We must have baseload generation as the foundation for intermittent, renewable power sources, and nuclear power must be part of that discussion. As a viable, economical and environmentally responsible resource, nuclear energy produces large amounts of clean and affordable electricity.
A major, yet uninformed, argument against nuclear power has been the cost. Capital costs alone are not the best method to analyze the economics of new generating costs. The cost per megawatt-hour of electricity is a better way to compare the financial competitiveness of generating sources.
In our region, the Northwest Planning and Conservation Council recently released levelized cost comparison data for new power plants, including: hydro, $87/MWh; natural gas, $90-$120/MWh; coal, $103/MWh; nuclear, $109/MWh; wind, $102–108/MWh and solar – $183-$222/MWh.

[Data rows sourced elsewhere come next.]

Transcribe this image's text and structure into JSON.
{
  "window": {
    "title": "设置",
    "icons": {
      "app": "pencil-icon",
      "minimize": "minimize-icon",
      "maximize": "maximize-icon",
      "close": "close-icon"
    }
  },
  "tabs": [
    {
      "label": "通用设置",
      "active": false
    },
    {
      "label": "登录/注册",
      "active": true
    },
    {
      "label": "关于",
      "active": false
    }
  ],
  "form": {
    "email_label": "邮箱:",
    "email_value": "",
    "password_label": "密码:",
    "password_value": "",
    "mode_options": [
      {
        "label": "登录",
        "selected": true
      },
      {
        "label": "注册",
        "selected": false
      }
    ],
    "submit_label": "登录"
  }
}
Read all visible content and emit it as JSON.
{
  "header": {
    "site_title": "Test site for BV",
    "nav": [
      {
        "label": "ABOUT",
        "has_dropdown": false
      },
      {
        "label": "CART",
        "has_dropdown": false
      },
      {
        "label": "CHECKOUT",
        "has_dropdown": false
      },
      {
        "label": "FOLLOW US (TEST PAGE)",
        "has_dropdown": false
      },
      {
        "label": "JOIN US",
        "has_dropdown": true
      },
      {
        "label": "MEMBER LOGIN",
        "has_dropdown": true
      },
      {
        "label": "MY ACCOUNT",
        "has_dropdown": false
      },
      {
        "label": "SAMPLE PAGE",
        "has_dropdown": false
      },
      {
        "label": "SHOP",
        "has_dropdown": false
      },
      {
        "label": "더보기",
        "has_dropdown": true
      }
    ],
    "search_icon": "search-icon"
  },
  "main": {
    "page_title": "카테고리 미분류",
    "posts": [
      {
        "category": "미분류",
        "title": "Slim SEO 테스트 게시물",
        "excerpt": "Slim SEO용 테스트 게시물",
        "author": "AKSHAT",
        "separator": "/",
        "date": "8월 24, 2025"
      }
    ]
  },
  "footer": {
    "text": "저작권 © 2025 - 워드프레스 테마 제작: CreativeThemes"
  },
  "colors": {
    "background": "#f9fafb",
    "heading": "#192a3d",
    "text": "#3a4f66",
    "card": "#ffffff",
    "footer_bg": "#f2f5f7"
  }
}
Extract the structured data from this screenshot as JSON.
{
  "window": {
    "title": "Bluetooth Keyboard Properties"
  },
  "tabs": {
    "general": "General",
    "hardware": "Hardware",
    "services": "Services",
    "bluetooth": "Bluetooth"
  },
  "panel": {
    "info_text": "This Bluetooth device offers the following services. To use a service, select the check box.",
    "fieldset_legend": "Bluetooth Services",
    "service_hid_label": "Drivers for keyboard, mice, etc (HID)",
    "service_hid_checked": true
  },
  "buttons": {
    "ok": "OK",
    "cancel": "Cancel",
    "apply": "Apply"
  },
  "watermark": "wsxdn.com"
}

So what about the nuclear waste issue?
The ultimate answer is recycling (reuse). Fuel pellets from commercial nuclear energy facilities are only enriched between 3 percent and 5 percent. Once in the reactor for six years, commercial used fuel can also be recycled for re-use, as Japan, France and Russia are doing. Canada will soon join their ranks.
In addition to being carbon-free and cost competitive, the efficiency and safety of commercial nuclear power plants in this country have been well demonstrated over the past several decades, and continue to advance.
Pursuing new nuclear power facilities does not diminish national or regional commitment to conservation and renewables. We should not choose one over another.
All of these resources are needed, including new nuclear power generation — power that will help ensure Washington sustains a strong economy with an abundant supply of clean, reliable and affordable energy for decades to come.
Jack Janda is a commissioner for Mason County Public Utility District 1 in Hoodsport. He also is a member of the Energy Northwest executive board and board of directors.